Organisations like Greenpeace correctly oppose the global trade in toxic chemicals, nuclear materials and other products of which they do not approve, such as genetically modified foods, or endangered wildlife, including fish. They oppose the existing rules of the World Trade Organisation, which do not allow countries to ban imports of goods just because their production may have damaged the environment in the country of origin.
How does globalisation affect culture? Is it Americanisation? A report by the United Nations Educational, Scientific and Cultural Organisation (UNESCO), showed that the world trade in goods with cultural content almost tripled between 1980 and 1991: from 67 billion dollars to 200 billion dollars. At the core of the entertainment industry – film, music and television – there is a growing dominance of US products. World Trade Organisation rules do not allow countries to block imports on cultural grounds. It is argued that one of the consequences of globalisation will be the end of cultural diversity, and the triumph of a uni-polar culture serving the needs of transnational corporations. Hence the world drinks Coca-Cola, watches American movies and eats American junk food. American culture is seen to be dominated by monetary relationships and commercial values replacing traditional social relationships and family values. The people for globalisation say. It does not make sense to talk of a world of 6 billion people becoming a monoculture and the spread of globalisation will undoubtedly bring changes to the countries it reaches. (http://www.globalisationguide.org/). As Australians, do we want to lose our own unique culture?
There are no possible alternatives to globalisation. Going global is going global! Globalisation must be stopped, and it means exactly what it says.
Bayne, Nicholas. “The G8 and the Globalisation Challenge”. Paper prepared for the Academic Symposium G8 2000: New Directions in Global Governance? G8’s
Okinawa Summit, Okinawa, Japan, July 19-20, 2000.
Cronk, T. Kirkwood, L. Searle, I. Swiericzuk. (2000). Economics for the Real World: 2. Pearson Education Australia Pty Limited, Melbourne, Australia.

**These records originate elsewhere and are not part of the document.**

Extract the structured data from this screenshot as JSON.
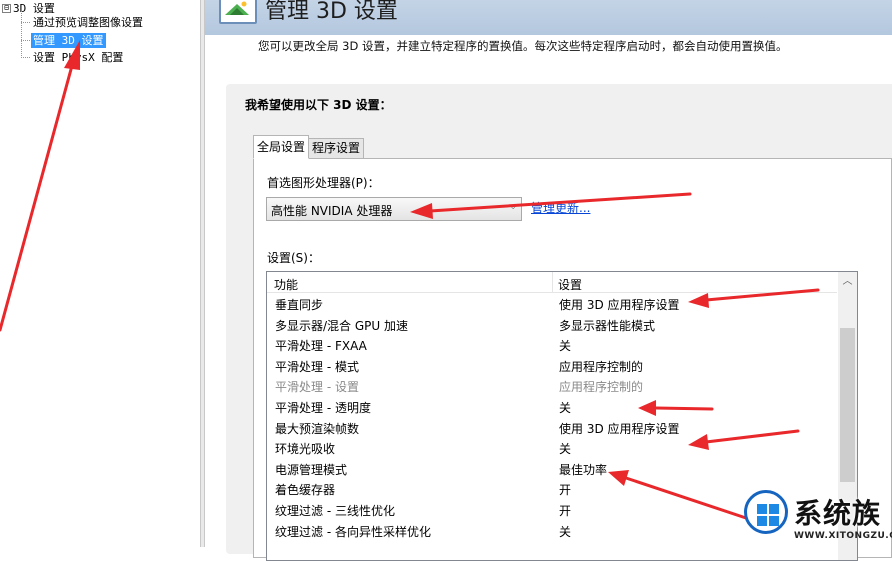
{
  "tree": {
    "expander": "⊟",
    "root_label": "3D 设置",
    "items": [
      {
        "label": "通过预览调整图像设置",
        "selected": false
      },
      {
        "label": "管理 3D 设置",
        "selected": true
      },
      {
        "label": "设置 PhysX 配置",
        "selected": false
      }
    ]
  },
  "header": {
    "title": "管理 3D 设置",
    "description": "您可以更改全局 3D 设置，并建立特定程序的置换值。每次这些特定程序启动时，都会自动使用置换值。"
  },
  "main": {
    "heading": "我希望使用以下 3D 设置：",
    "tabs": [
      {
        "label": "全局设置",
        "active": true
      },
      {
        "label": "程序设置",
        "active": false
      }
    ],
    "gpu_label": "首选图形处理器(P)：",
    "gpu_value": "高性能 NVIDIA 处理器",
    "restore_link": "管理更新...",
    "settings_label": "设置(S)：",
    "grid": {
      "headers": [
        "功能",
        "设置"
      ],
      "rows": [
        {
          "feature": "垂直同步",
          "value": "使用 3D 应用程序设置",
          "disabled": false
        },
        {
          "feature": "多显示器/混合 GPU 加速",
          "value": "多显示器性能模式",
          "disabled": false
        },
        {
          "feature": "平滑处理 - FXAA",
          "value": "关",
          "disabled": false
        },
        {
          "feature": "平滑处理 - 模式",
          "value": "应用程序控制的",
          "disabled": false
        },
        {
          "feature": "平滑处理 - 设置",
          "value": "应用程序控制的",
          "disabled": true
        },
        {
          "feature": "平滑处理 - 透明度",
          "value": "关",
          "disabled": false
        },
        {
          "feature": "最大预渲染帧数",
          "value": "使用 3D 应用程序设置",
          "disabled": false
        },
        {
          "feature": "环境光吸收",
          "value": "关",
          "disabled": false
        },
        {
          "feature": "电源管理模式",
          "value": "最佳功率",
          "disabled": false
        },
        {
          "feature": "着色缓存器",
          "value": "开",
          "disabled": false
        },
        {
          "feature": "纹理过滤 - 三线性优化",
          "value": "开",
          "disabled": false
        },
        {
          "feature": "纹理过滤 - 各向异性采样优化",
          "value": "关",
          "disabled": false
        }
      ]
    }
  },
  "watermark": {
    "brand": "系统族",
    "url": "WWW.XITONGZU.COM"
  },
  "colors": {
    "selection": "#3399ff",
    "link": "#0645d6",
    "annotation_arrow": "#e8282b",
    "header_bg": "#b9cce2"
  },
  "icons": {
    "header": "nvidia-3d-settings-icon",
    "dropdown": "chevron-down-icon",
    "scroll_up": "scroll-up-arrow-icon"
  }
}
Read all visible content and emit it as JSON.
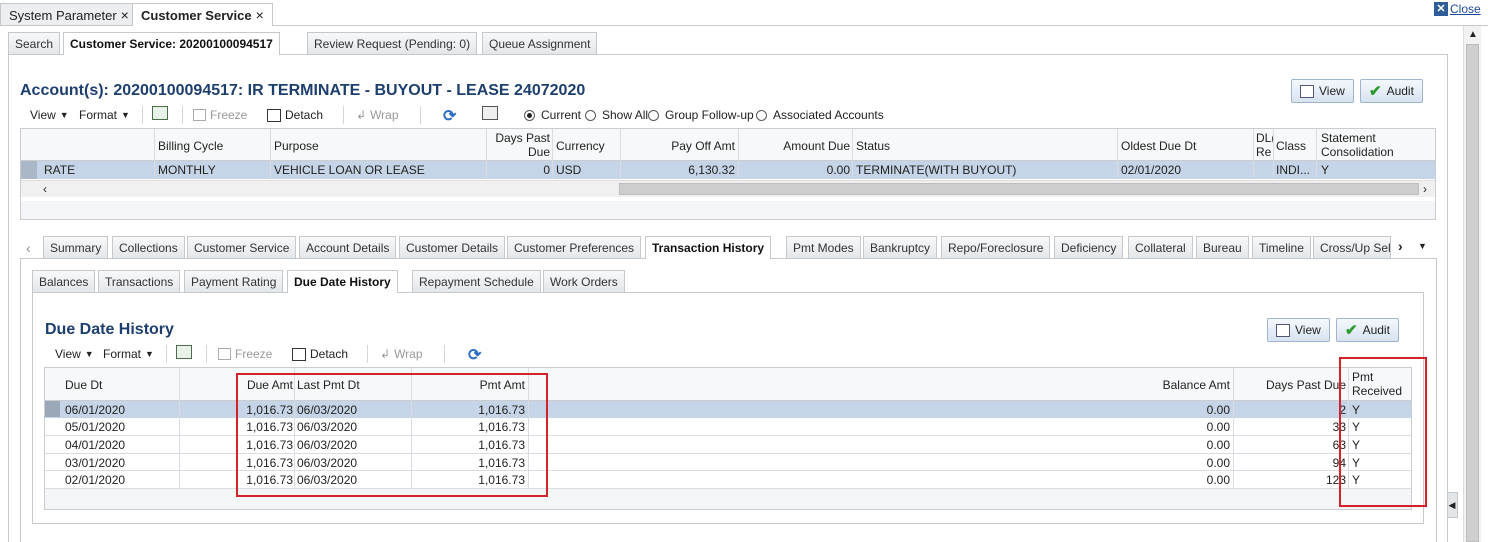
{
  "top_tabs": [
    {
      "label": "System Parameter"
    },
    {
      "label": "Customer Service"
    }
  ],
  "close_label": "Close",
  "cs_tabs": [
    {
      "label": "Search"
    },
    {
      "label": "Customer Service: 20200100094517"
    },
    {
      "label": "Review Request (Pending: 0)"
    },
    {
      "label": "Queue Assignment"
    }
  ],
  "account": {
    "title": "Account(s): 20200100094517: IR TERMINATE - BUYOUT - LEASE 24072020",
    "view_label": "View",
    "audit_label": "Audit"
  },
  "toolbar": {
    "view": "View",
    "format": "Format",
    "freeze": "Freeze",
    "detach": "Detach",
    "wrap": "Wrap"
  },
  "radios": [
    {
      "label": "Current",
      "selected": true
    },
    {
      "label": "Show All",
      "selected": false
    },
    {
      "label": "Group Follow-up",
      "selected": false
    },
    {
      "label": "Associated Accounts",
      "selected": false
    }
  ],
  "account_table": {
    "headers": {
      "billing_cycle": "Billing Cycle",
      "purpose": "Purpose",
      "days_past_due_1": "Days Past",
      "days_past_due_2": "Due",
      "currency": "Currency",
      "pay_off_amt": "Pay Off Amt",
      "amount_due": "Amount Due",
      "status": "Status",
      "oldest_due_dt": "Oldest Due Dt",
      "dl_1": "DL(",
      "dl_2": "Re",
      "class": "Class",
      "stmt_1": "Statement",
      "stmt_2": "Consolidation"
    },
    "row": {
      "rate": "RATE",
      "billing_cycle": "MONTHLY",
      "purpose": "VEHICLE LOAN OR LEASE",
      "days_past_due": "0",
      "currency": "USD",
      "pay_off_amt": "6,130.32",
      "amount_due": "0.00",
      "status": "TERMINATE(WITH BUYOUT)",
      "oldest_due_dt": "02/01/2020",
      "class": "INDI...",
      "stmt": "Y"
    }
  },
  "detail_tabs": [
    {
      "label": "Summary"
    },
    {
      "label": "Collections"
    },
    {
      "label": "Customer Service"
    },
    {
      "label": "Account Details"
    },
    {
      "label": "Customer Details"
    },
    {
      "label": "Customer Preferences"
    },
    {
      "label": "Transaction History"
    },
    {
      "label": "Pmt Modes"
    },
    {
      "label": "Bankruptcy"
    },
    {
      "label": "Repo/Foreclosure"
    },
    {
      "label": "Deficiency"
    },
    {
      "label": "Collateral"
    },
    {
      "label": "Bureau"
    },
    {
      "label": "Timeline"
    },
    {
      "label": "Cross/Up Sell"
    }
  ],
  "history_tabs": [
    {
      "label": "Balances"
    },
    {
      "label": "Transactions"
    },
    {
      "label": "Payment Rating"
    },
    {
      "label": "Due Date History"
    },
    {
      "label": "Repayment Schedule"
    },
    {
      "label": "Work Orders"
    }
  ],
  "due_date_history": {
    "title": "Due Date History",
    "view_label": "View",
    "audit_label": "Audit",
    "headers": {
      "due_dt": "Due Dt",
      "due_amt": "Due Amt",
      "last_pmt_dt": "Last Pmt Dt",
      "pmt_amt": "Pmt Amt",
      "balance_amt": "Balance Amt",
      "days_past_due": "Days Past Due",
      "pmt_received_1": "Pmt",
      "pmt_received_2": "Received"
    },
    "rows": [
      {
        "due_dt": "06/01/2020",
        "due_amt": "1,016.73",
        "last_pmt_dt": "06/03/2020",
        "pmt_amt": "1,016.73",
        "balance_amt": "0.00",
        "days_past_due": "2",
        "pmt_received": "Y"
      },
      {
        "due_dt": "05/01/2020",
        "due_amt": "1,016.73",
        "last_pmt_dt": "06/03/2020",
        "pmt_amt": "1,016.73",
        "balance_amt": "0.00",
        "days_past_due": "33",
        "pmt_received": "Y"
      },
      {
        "due_dt": "04/01/2020",
        "due_amt": "1,016.73",
        "last_pmt_dt": "06/03/2020",
        "pmt_amt": "1,016.73",
        "balance_amt": "0.00",
        "days_past_due": "63",
        "pmt_received": "Y"
      },
      {
        "due_dt": "03/01/2020",
        "due_amt": "1,016.73",
        "last_pmt_dt": "06/03/2020",
        "pmt_amt": "1,016.73",
        "balance_amt": "0.00",
        "days_past_due": "94",
        "pmt_received": "Y"
      },
      {
        "due_dt": "02/01/2020",
        "due_amt": "1,016.73",
        "last_pmt_dt": "06/03/2020",
        "pmt_amt": "1,016.73",
        "balance_amt": "0.00",
        "days_past_due": "123",
        "pmt_received": "Y"
      }
    ]
  },
  "colors": {
    "title_blue": "#1d3f6e",
    "highlight_red": "#d3222a",
    "selected_row": "#b9cbe0"
  }
}
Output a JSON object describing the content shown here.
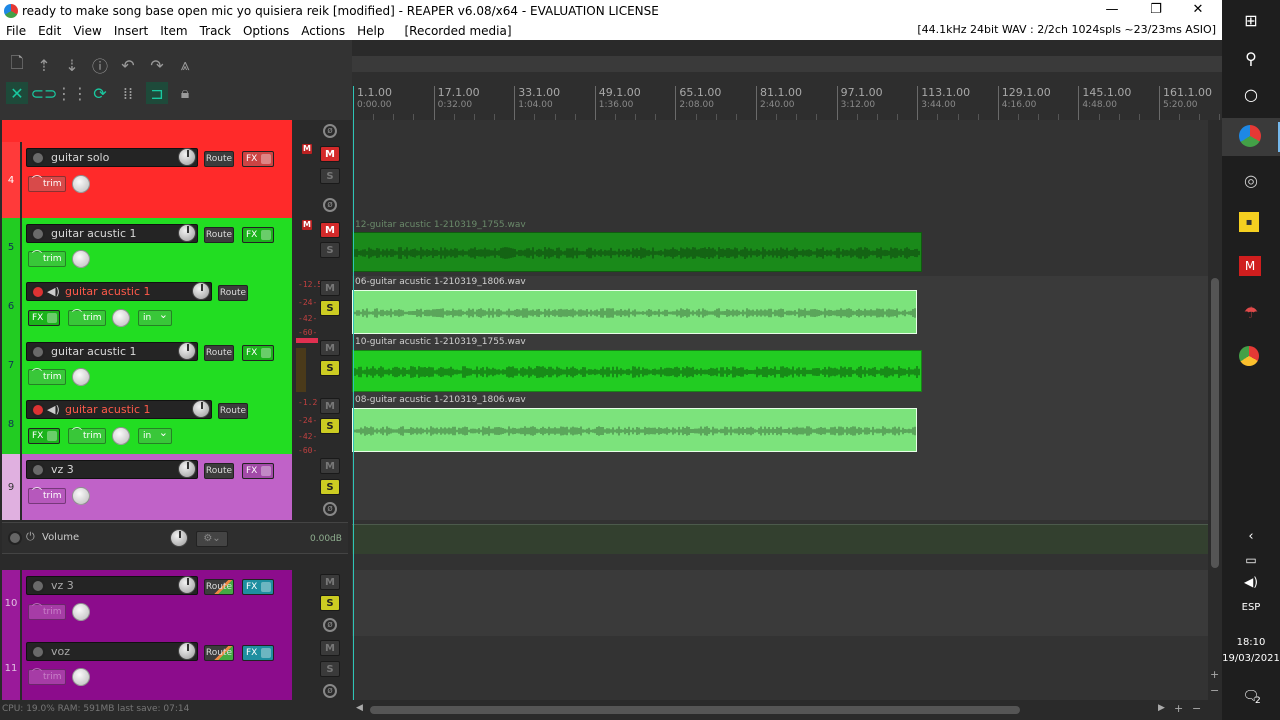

Sutter, Keith (2000). In Defence of Globalisation University of NSW Press Ltd, Sydney, Australia.
University of Toronto. http://www.g7.utoronto.ca/g7/governmental/index.html created 1995 – 2001, viewed on 24/10/01.
(Author Unknown) http://www.globalisationguide.org/ (Date unknown), viewed 20/10/01.